By Ross Barkan
J.D. Salinger meant a lot of things to a lot of different people. For some, his most famous work, The Catcher in the Rye, was an anthem and a reflection of their own angst, an ode to alienation in a confusing, inauthentic world. For others, it was whiney and shallow, outdated squawking by a rich white boy who just needed to shut up. No matter what, you had some opinion of Holden Caufield and the slew of “phonies” that pervaded his post-war universe.
The Catcher in the Rye might not have been Salinger’s best work. The notoriously reclusive author, who passed away on January 27 at the age of 91, published Franny and Zooey, Nine Stories and Raise High the Roof Beam, Carpenters and Seymour: An Introduction. Salinger refused to publish anything else after 1965, leading the rest of his life in seclusion in the small town of Cornish, New Hampshire. The world was left to contemplate his work without the voice of the author.
What spoke to people most about Salinger’s books was his sympathy for the outcast, the individual who could not conform to modern society. Salinger’s protagonists were never ignorant: they were enlightened, too enlightened, cursed with a power to discern the twisted flaws and hypocrisies of the seemingly benevolent creatures that floated in and out of their lives. Perhaps his prose was so enthralling because it sang with authenticity; after all, every protagonist of a Salinger work was a manifestation of the man himself. Examining Salinger’s oeuvre will not work through the lens of New Criticism. Artist and work were one.

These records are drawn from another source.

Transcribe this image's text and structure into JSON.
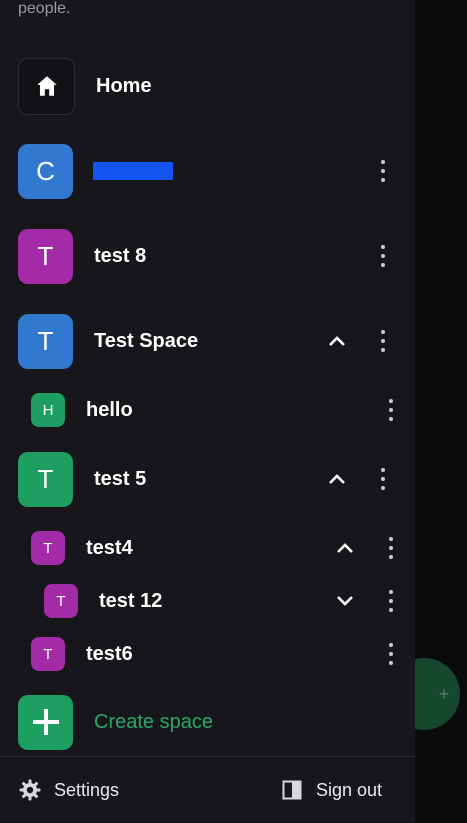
{
  "header_text": "people.",
  "colors": {
    "blue": "#3178d0",
    "purple": "#a32ba7",
    "green": "#1f9e62",
    "create_label": "#28a86b"
  },
  "home": {
    "label": "Home",
    "icon": "home-icon"
  },
  "spaces": [
    {
      "initial": "C",
      "label": "",
      "redacted": true,
      "color": "blue"
    },
    {
      "initial": "T",
      "label": "test 8",
      "color": "purple"
    },
    {
      "initial": "T",
      "label": "Test Space",
      "color": "blue",
      "expanded": true
    },
    {
      "initial": "H",
      "label": "hello",
      "color": "green",
      "child_of": "Test Space"
    },
    {
      "initial": "T",
      "label": "test 5",
      "color": "green",
      "expanded": true
    },
    {
      "initial": "T",
      "label": "test4",
      "color": "purple",
      "child_of": "test 5",
      "expanded": true
    },
    {
      "initial": "T",
      "label": "test 12",
      "color": "purple",
      "child_of": "test4",
      "expanded": false
    },
    {
      "initial": "T",
      "label": "test6",
      "color": "purple",
      "child_of": "test 5"
    }
  ],
  "create_space": {
    "label": "Create space",
    "icon": "plus-icon"
  },
  "footer": {
    "settings": {
      "label": "Settings",
      "icon": "gear-icon"
    },
    "sign_out": {
      "label": "Sign out",
      "icon": "sign-out-icon"
    }
  },
  "fab": {
    "icon": "plus-icon"
  }
}
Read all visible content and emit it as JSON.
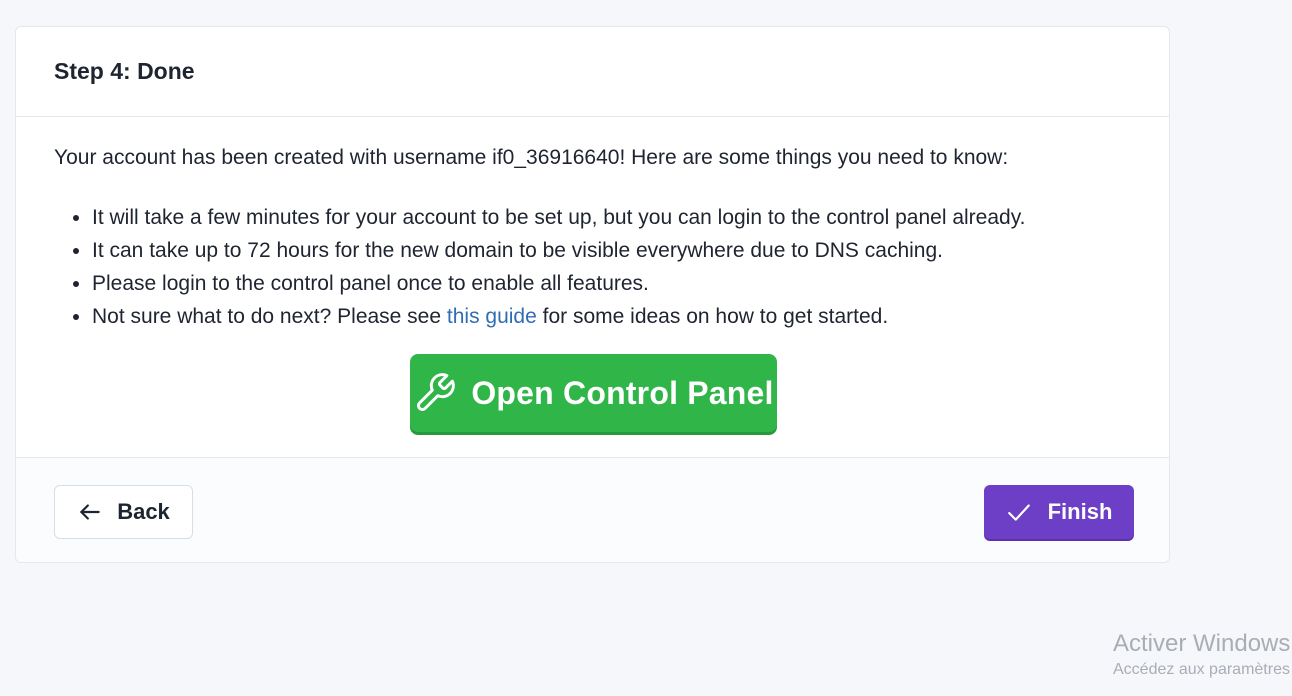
{
  "card": {
    "title": "Step 4: Done",
    "intro": "Your account has been created with username if0_36916640! Here are some things you need to know:",
    "bullets": [
      "It will take a few minutes for your account to be set up, but you can login to the control panel already.",
      "It can take up to 72 hours for the new domain to be visible everywhere due to DNS caching.",
      "Please login to the control panel once to enable all features."
    ],
    "guide_bullet": {
      "prefix": "Not sure what to do next? Please see ",
      "link_text": "this guide",
      "suffix": " for some ideas on how to get started."
    },
    "control_panel_button": {
      "label": "Open Control Panel",
      "icon": "wrench-icon",
      "color": "#2fb548"
    }
  },
  "footer": {
    "back_button": {
      "label": "Back",
      "icon": "arrow-left-icon"
    },
    "finish_button": {
      "label": "Finish",
      "icon": "checkmark-icon",
      "color": "#6c3fc6"
    }
  },
  "watermark": {
    "line1": "Activer Windows",
    "line2": "Accédez aux paramètres"
  }
}
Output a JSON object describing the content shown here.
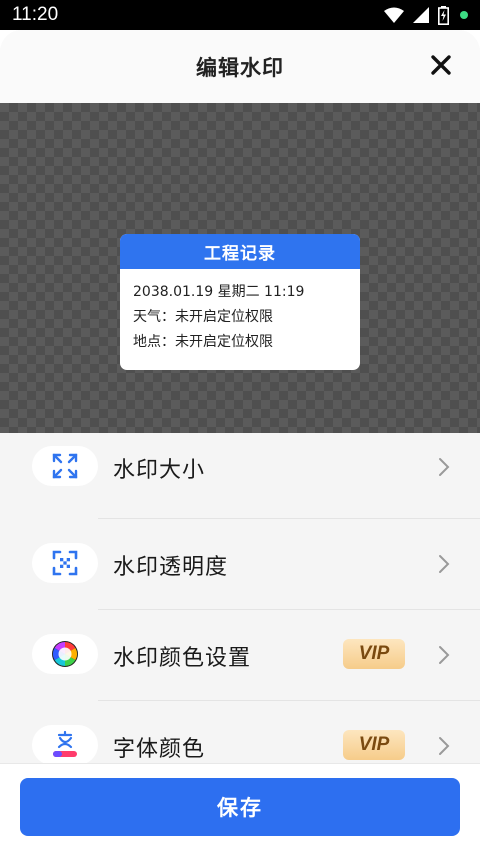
{
  "status_bar": {
    "time": "11:20"
  },
  "sheet": {
    "title": "编辑水印"
  },
  "watermark": {
    "header": "工程记录",
    "lines": [
      "2038.01.19 星期二 11:19",
      "天气：未开启定位权限",
      "地点：未开启定位权限"
    ]
  },
  "options": [
    {
      "label": "水印大小",
      "icon": "expand-icon",
      "vip": ""
    },
    {
      "label": "水印透明度",
      "icon": "opacity-icon",
      "vip": ""
    },
    {
      "label": "水印颜色设置",
      "icon": "color-wheel-icon",
      "vip": "VIP"
    },
    {
      "label": "字体颜色",
      "icon": "font-color-icon",
      "vip": "VIP"
    }
  ],
  "footer": {
    "save_label": "保存"
  },
  "colors": {
    "accent": "#2d6ff0",
    "watermark_header": "#2f74ef",
    "vip_text": "#7a4a10"
  }
}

Whether you smoked in the bathtub with Zooey or held back a tear for the prodigiously talented Seymour as he told little Sybil the story of the “bananafish” before blowing his brains out in his hotel room, you knew that Salinger had an ear for you, the young and misunderstood. Salinger will always be an author for the youth. He is a writer for the idealistic and the cynical, capturing the bundle of energies and contradictions that inhabit a soul still growing, still changing. Some might view the mysticism of Franny and Zooey as pretentious and shallow. Whether it is or not, the point remains that this philosophy meant something remarkable to the siblings, a way to grapple with a suffocating world. The adolescent searches for answers that grim adulthood can’t answer. Salinger was searching too.
And he was anything but a phony. Holden Caufield’s desire to move away to a cabin in the woods and live there for the rest of his life was eventually realized by Salinger once he was independently wealthy enough to do so. Fed up with fame and the public life, Salinger, who told the editors of the Saturday Review that he was “good and sick” of seeing his photograph on the dust jacket of The Catcher in the Rye, retreated to the wilderness to live in relative solitude. His daughter claimed he continued to write for his own pleasure. At long last he had freed himself from the society he could no longer relate to, discovering peace in privacy.
Salinger will be remembered for his contribution to American letters, his mastery of a rambling stream-of-consciousness that made Modernism accessible. He captured the rhythms of speech as well as anyone. His characters weren’t caricatures : they were worlds unto themselves, tragic geniuses trying to regain their innocence in an age without any.
For that J.D. Salinger will always matter.